One way to value cryptocurrencies is by Metcalfe’s Law, which states that the value of a network is proportionate to the square of the number of users of the network.
We use this concept to value cryptocurrencies relative to each other. Using the MD Score, derived from the relative valuation based on trading volume and market cap, Monero has the most upside, Bitcoin Cash the most upside of the larger currencies, and Ethereum the most downside.
METCALFE’S LAW AS A VALUATION METRIC
To analyze cryptocurrencies as a network, we use recent trading volumes -here we use trailing seven days- as a proxy for users on network. We then square this, as per Metcalfe’s Law, and compare this to the market cap of the coin – the results are on the chart above.
Cryptocurrencies above the regression line are overvalued (by this analysis), and those below the line are undervalued.
THE MD SCORE: HOW TO RANK CRYPTOCURRENCIES

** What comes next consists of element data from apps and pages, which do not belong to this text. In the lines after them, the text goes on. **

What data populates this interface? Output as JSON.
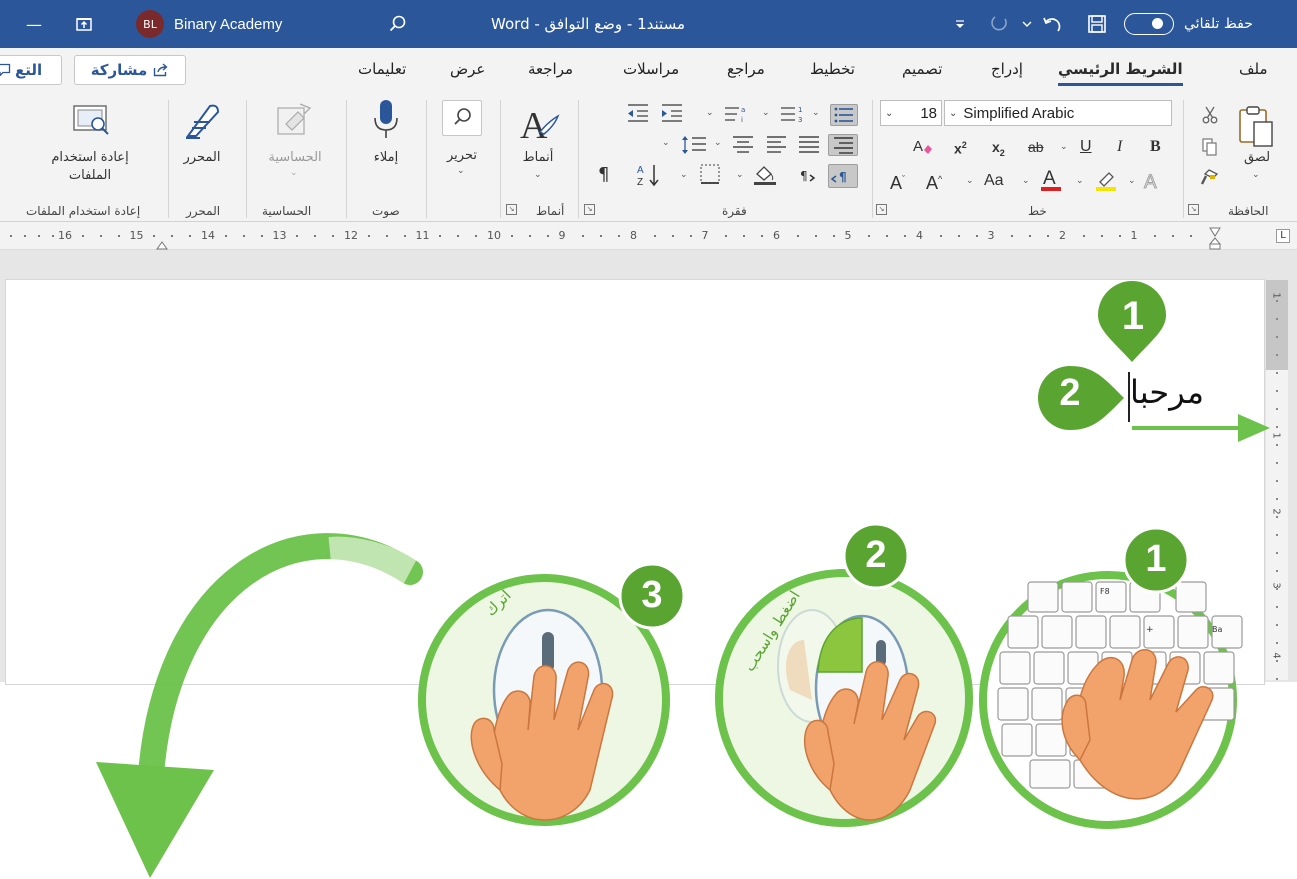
{
  "titlebar": {
    "account_initials": "BL",
    "account_name": "Binary Academy",
    "doc_title": "مستند1 - وضع التوافق - Word",
    "autosave_label": "حفظ تلقائي"
  },
  "tabs": [
    "ملف",
    "الشريط الرئيسي",
    "إدراج",
    "تصميم",
    "تخطيط",
    "مراجع",
    "مراسلات",
    "مراجعة",
    "عرض",
    "تعليمات"
  ],
  "share_label": "مشاركة",
  "comments_label": "التع",
  "ribbon": {
    "clipboard": {
      "paste_label": "لصق",
      "group_label": "الحافظة"
    },
    "font": {
      "font_name": "Simplified Arabic",
      "font_size": "18",
      "change_case_label": "Aa",
      "group_label": "خط"
    },
    "paragraph": {
      "group_label": "فقرة"
    },
    "styles": {
      "styles_label": "أنماط",
      "group_label": "أنماط"
    },
    "editing": {
      "editing_label": "تحرير"
    },
    "voice": {
      "dictate_label": "إملاء",
      "group_label": "صوت"
    },
    "sensitivity": {
      "label": "الحساسية",
      "group_label": "الحساسية"
    },
    "editor": {
      "label": "المحرر",
      "group_label": "المحرر"
    },
    "reuse": {
      "label_line1": "إعادة استخدام",
      "label_line2": "الملفات",
      "group_label": "إعادة استخدام الملفات"
    }
  },
  "ruler_numbers": [
    "16",
    "15",
    "14",
    "13",
    "12",
    "11",
    "10",
    "9",
    "8",
    "7",
    "6",
    "5",
    "4",
    "3",
    "2",
    "1"
  ],
  "vruler_numbers": [
    "1",
    "1",
    "2",
    "3",
    "4"
  ],
  "document": {
    "text": "مرحبا"
  },
  "annotations": {
    "marker_doc_1": "1",
    "marker_doc_2": "2",
    "step1_number": "1",
    "step2_number": "2",
    "step2_caption": "اضغط واسحب",
    "step3_number": "3",
    "step3_caption": "اترك"
  },
  "colors": {
    "titlebar": "#2b579a",
    "accent_green": "#6cc24a",
    "marker_green": "#5aa532",
    "skin": "#f2a36b",
    "font_color_underline": "#e02020",
    "highlight_underline": "#f5e600"
  },
  "icons": [
    "minimize-icon",
    "restore-icon",
    "search-icon",
    "redo-icon",
    "undo-icon",
    "save-icon",
    "share-icon",
    "comment-icon",
    "paste-icon",
    "cut-icon",
    "copy-icon",
    "format-painter-icon",
    "microphone-icon",
    "find-icon",
    "styles-icon",
    "editor-pen-icon",
    "sensitivity-icon",
    "reuse-files-icon"
  ]
}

The MD Score is a way of ranking cryptocurrencies using Metcalfe’s Law. It’s quite simple -the score measures the distance, up or down, between what the currency’s market cap and the market cap as calculated by the regression equation and based on the trading volumes.
The higher the MD Score, the more upside potential the currency has.
Mean Reversion is the governing philosophy here. Yes, it doesn’t always hold -Amazon (AMZN – $1186) just seems to keep going up for example. However, it is a powerful force in financial markets.
As we can see by the above chart, some of the smaller currencies show considerable upside potential, particularly IOTA (MIOTA), Neo (NEO) and Monero (XMR).
Of the larger currencies, Bitcoin Cash (BCH) has the most upside potential. Ethereum (ETH) has the most downside.
Currencies (Ranked by Market Cap)
BCH Bitcoin Cash
BTG Bitcoin Gold
NEO * NEO
Robert Metcalfe, a co-inventor of the Ethernet Protocol and an early developer of the Internet and its predecessor, ARPAnet, posited that the value of a network was proportionate to the square of the number of users or devices on that network.
The Law makes intuitive sense – connections grow much faster than devices as the network expands.